_Aim of the exercise_
I'd like the listing below copied exactly, with the images left out.

_Study material_
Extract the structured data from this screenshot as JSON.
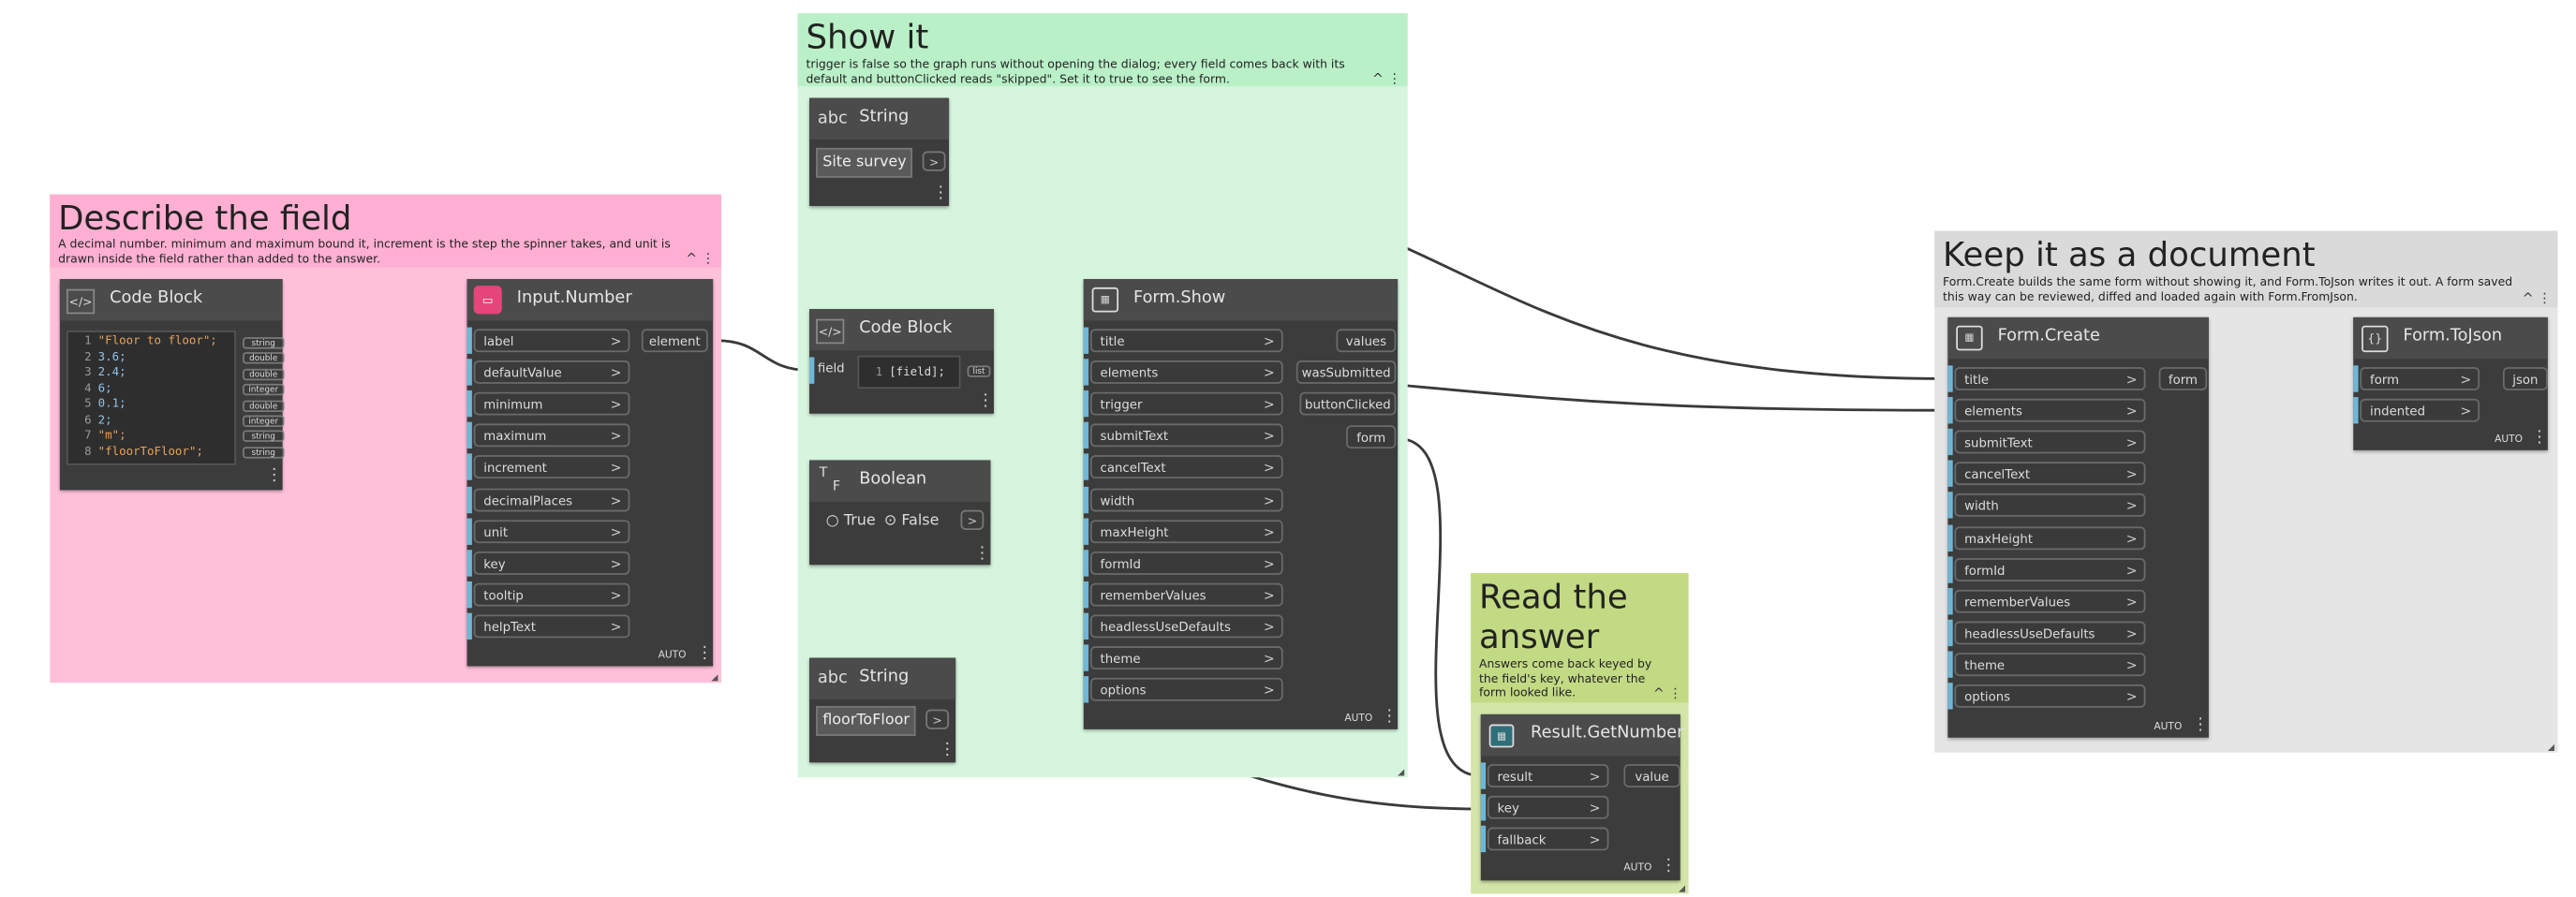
{
  "groups": {
    "describe": {
      "title": "Describe the field",
      "desc": "A decimal number. minimum and maximum bound it, increment is the step the spinner takes, and unit is drawn inside the field rather than added to the answer.",
      "color": "#ffc0da",
      "headcolor": "#ffb0d2"
    },
    "show": {
      "title": "Show it",
      "desc": "trigger is false so the graph runs without opening the dialog; every field comes back with its default and buttonClicked reads \"skipped\". Set it to true to see the form.",
      "color": "#d6f5de",
      "headcolor": "#baf0c8"
    },
    "answer": {
      "title": "Read the answer",
      "desc": "Answers come back keyed by the field's key, whatever the form looked like.",
      "color": "#d4e5a8",
      "headcolor": "#c3da84"
    },
    "document": {
      "title": "Keep it as a document",
      "desc": "Form.Create builds the same form without showing it, and Form.ToJson writes it out. A form saved this way can be reviewed, diffed and loaded again with Form.FromJson.",
      "color": "#e5e5e5",
      "headcolor": "#dadada"
    }
  },
  "nodes": {
    "code1": {
      "title": "Code Block",
      "lines": [
        {
          "n": "1",
          "text": "\"Floor to floor\";",
          "kind": "str",
          "tag": "string"
        },
        {
          "n": "2",
          "text": "3.6;",
          "kind": "num",
          "tag": "double"
        },
        {
          "n": "3",
          "text": "2.4;",
          "kind": "num",
          "tag": "double"
        },
        {
          "n": "4",
          "text": "6;",
          "kind": "num",
          "tag": "integer"
        },
        {
          "n": "5",
          "text": "0.1;",
          "kind": "num",
          "tag": "double"
        },
        {
          "n": "6",
          "text": "2;",
          "kind": "num",
          "tag": "integer"
        },
        {
          "n": "7",
          "text": "\"m\";",
          "kind": "str",
          "tag": "string"
        },
        {
          "n": "8",
          "text": "\"floorToFloor\";",
          "kind": "str",
          "tag": "string"
        }
      ]
    },
    "inputNumber": {
      "title": "Input.Number",
      "inputs": [
        "label",
        "defaultValue",
        "minimum",
        "maximum",
        "increment",
        "decimalPlaces",
        "unit",
        "key",
        "tooltip",
        "helpText"
      ],
      "output": "element",
      "lacing": "AUTO"
    },
    "stringSite": {
      "title": "String",
      "value": "Site survey"
    },
    "code2": {
      "title": "Code Block",
      "line_n": "1",
      "line": "[field];",
      "in": "field",
      "out": "list"
    },
    "boolean": {
      "title": "Boolean",
      "true_label": "True",
      "false_label": "False"
    },
    "stringKey": {
      "title": "String",
      "value": "floorToFloor"
    },
    "formShow": {
      "title": "Form.Show",
      "inputs": [
        "title",
        "elements",
        "trigger",
        "submitText",
        "cancelText",
        "width",
        "maxHeight",
        "formId",
        "rememberValues",
        "headlessUseDefaults",
        "theme",
        "options"
      ],
      "outputs": [
        "values",
        "wasSubmitted",
        "buttonClicked",
        "form"
      ],
      "lacing": "AUTO"
    },
    "resultGetNumber": {
      "title": "Result.GetNumber",
      "inputs": [
        "result",
        "key",
        "fallback"
      ],
      "output": "value",
      "lacing": "AUTO"
    },
    "formCreate": {
      "title": "Form.Create",
      "inputs": [
        "title",
        "elements",
        "submitText",
        "cancelText",
        "width",
        "maxHeight",
        "formId",
        "rememberValues",
        "headlessUseDefaults",
        "theme",
        "options"
      ],
      "output": "form",
      "lacing": "AUTO"
    },
    "formToJson": {
      "title": "Form.ToJson",
      "inputs": [
        "form",
        "indented"
      ],
      "output": "json",
      "lacing": "AUTO"
    }
  },
  "glyphs": {
    "arrow": ">",
    "dots": "⋮",
    "collapse": "^",
    "abc": "abc",
    "tf_t": "T",
    "tf_f": "F"
  },
  "colors": {
    "node": "#3c3c3c",
    "header": "#4b4b4b",
    "port_bar": "#6fb7d6",
    "wire": "#3a3a3a"
  }
}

_Written response_
Extract the structured data from this screenshot as JSON.
{
  "groups": {
    "describe": {
      "title": "Describe the field",
      "desc": "A decimal number. minimum and maximum bound it, increment is the step the spinner takes, and unit is drawn inside the field rather than added to the answer.",
      "color": "#ffc0da",
      "headcolor": "#ffb0d2"
    },
    "show": {
      "title": "Show it",
      "desc": "trigger is false so the graph runs without opening the dialog; every field comes back with its default and buttonClicked reads \"skipped\". Set it to true to see the form.",
      "color": "#d6f5de",
      "headcolor": "#baf0c8"
    },
    "answer": {
      "title": "Read the answer",
      "desc": "Answers come back keyed by the field's key, whatever the form looked like.",
      "color": "#d4e5a8",
      "headcolor": "#c3da84"
    },
    "document": {
      "title": "Keep it as a document",
      "desc": "Form.Create builds the same form without showing it, and Form.ToJson writes it out. A form saved this way can be reviewed, diffed and loaded again with Form.FromJson.",
      "color": "#e5e5e5",
      "headcolor": "#dadada"
    }
  },
  "nodes": {
    "code1": {
      "title": "Code Block",
      "lines": [
        {
          "n": "1",
          "text": "\"Floor to floor\";",
          "kind": "str",
          "tag": "string"
        },
        {
          "n": "2",
          "text": "3.6;",
          "kind": "num",
          "tag": "double"
        },
        {
          "n": "3",
          "text": "2.4;",
          "kind": "num",
          "tag": "double"
        },
        {
          "n": "4",
          "text": "6;",
          "kind": "num",
          "tag": "integer"
        },
        {
          "n": "5",
          "text": "0.1;",
          "kind": "num",
          "tag": "double"
        },
        {
          "n": "6",
          "text": "2;",
          "kind": "num",
          "tag": "integer"
        },
        {
          "n": "7",
          "text": "\"m\";",
          "kind": "str",
          "tag": "string"
        },
        {
          "n": "8",
          "text": "\"floorToFloor\";",
          "kind": "str",
          "tag": "string"
        }
      ]
    },
    "inputNumber": {
      "title": "Input.Number",
      "inputs": [
        "label",
        "defaultValue",
        "minimum",
        "maximum",
        "increment",
        "decimalPlaces",
        "unit",
        "key",
        "tooltip",
        "helpText"
      ],
      "output": "element",
      "lacing": "AUTO"
    },
    "stringSite": {
      "title": "String",
      "value": "Site survey"
    },
    "code2": {
      "title": "Code Block",
      "line_n": "1",
      "line": "[field];",
      "in": "field",
      "out": "list"
    },
    "boolean": {
      "title": "Boolean",
      "true_label": "True",
      "false_label": "False"
    },
    "stringKey": {
      "title": "String",
      "value": "floorToFloor"
    },
    "formShow": {
      "title": "Form.Show",
      "inputs": [
        "title",
        "elements",
        "trigger",
        "submitText",
        "cancelText",
        "width",
        "maxHeight",
        "formId",
        "rememberValues",
        "headlessUseDefaults",
        "theme",
        "options"
      ],
      "outputs": [
        "values",
        "wasSubmitted",
        "buttonClicked",
        "form"
      ],
      "lacing": "AUTO"
    },
    "resultGetNumber": {
      "title": "Result.GetNumber",
      "inputs": [
        "result",
        "key",
        "fallback"
      ],
      "output": "value",
      "lacing": "AUTO"
    },
    "formCreate": {
      "title": "Form.Create",
      "inputs": [
        "title",
        "elements",
        "submitText",
        "cancelText",
        "width",
        "maxHeight",
        "formId",
        "rememberValues",
        "headlessUseDefaults",
        "theme",
        "options"
      ],
      "output": "form",
      "lacing": "AUTO"
    },
    "formToJson": {
      "title": "Form.ToJson",
      "inputs": [
        "form",
        "indented"
      ],
      "output": "json",
      "lacing": "AUTO"
    }
  },
  "glyphs": {
    "arrow": ">",
    "dots": "⋮",
    "collapse": "^",
    "abc": "abc",
    "tf_t": "T",
    "tf_f": "F"
  },
  "colors": {
    "node": "#3c3c3c",
    "header": "#4b4b4b",
    "port_bar": "#6fb7d6",
    "wire": "#3a3a3a"
  }
}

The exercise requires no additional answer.